Does your child have trouble planning, prioritizing, and organizing information? Well, if he or she does, you may want to put Michael Gladstein’s phone number on speed dial. Gladstein, a school psychologist, special education teacher and educational consultant, specializes in working with elementary to colleged-aged students with Executive Function skills. Michael first conducts a series of psychoeducational assessments to ascertain a student’s current executive functioning skills and then links these results to hands-on practical executive functioning interventions.
Executive function is the ability to plan, prioritize and organize information. If you can do those things, you can use your intellectual abilities to their fullest, he said in a recent phone interview. However, if you do not have these skills, your intelligence can be off the charts, but you will not be as successful in life as those who do have these skills, he described. For example, if you have a poor attention span or you feel a lot of anxiety, your brain is unable to process efficiently, thus you can not plan, prioritize or organize the information in front of you.
Gladstein spoke at the Oct. 5th Resource Konnection held at the Kinetic Konnections Park Ridge office. He has partnered on many occassion with Cara Lindell in hopes of helping children acquire executive functioning skills. Once a child’s neuromuscular function has improved (often affecting sensory processing), then Gladstein is happy to take over from there. Due to Gladstein’s background, his focus is to help children in a school environment, which ultimately through his coaching will help them in the outside world as well. He works with children diagnosed with a range of disorders including attention deficit hyperactivity disorder (ADHD) and sensory integration disorder. Often these students come to him with poor executive function skills. Other times he sees individuals who do acquire a little executive functioning skills, but they are developed much slower than the general population. Whatever the particular circumstances, Gladstein customizes the executive functioning process to meet the needs of all learners at all ages.

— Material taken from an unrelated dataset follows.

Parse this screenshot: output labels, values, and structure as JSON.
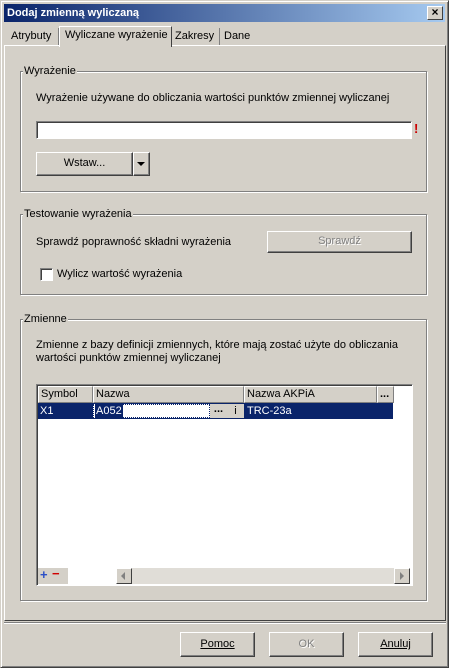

The main theme Gladstein applies to his coaching is self-questioning strategies and whole-to-part analysis. Once a person can ask themselves questions regarding their day, then they are able to plan, prioritize and organize. First, he will have students organize their materials for school each day. Then they begin a homework routine and self-monitoring at the end of the day. Once they can accomplish these tasks, they begin looking at project planning and “whole-to-part” anaylsis, as well as how this correlates with written expression. Gladstein said the amount of time he works with a student depends on the needs of the child. Sometimes it is only 8 weeks, while other times it could be two years, he added.
Gladstein, who consults in Northfield and Chicago, has developed school-wide written expression and executive functioning programs to meet the needs of all learners. He also conducts comprehensive psycho-educational assessments and provides direct executive functioning and writing instruction. Gladstein received his Ed.S. in school psychology from Loyola University Chicago and his M.A. in Special Education-Learning Disabilities from Northeastern Illinois University. For further information, he can be contacted at 847-644-8005.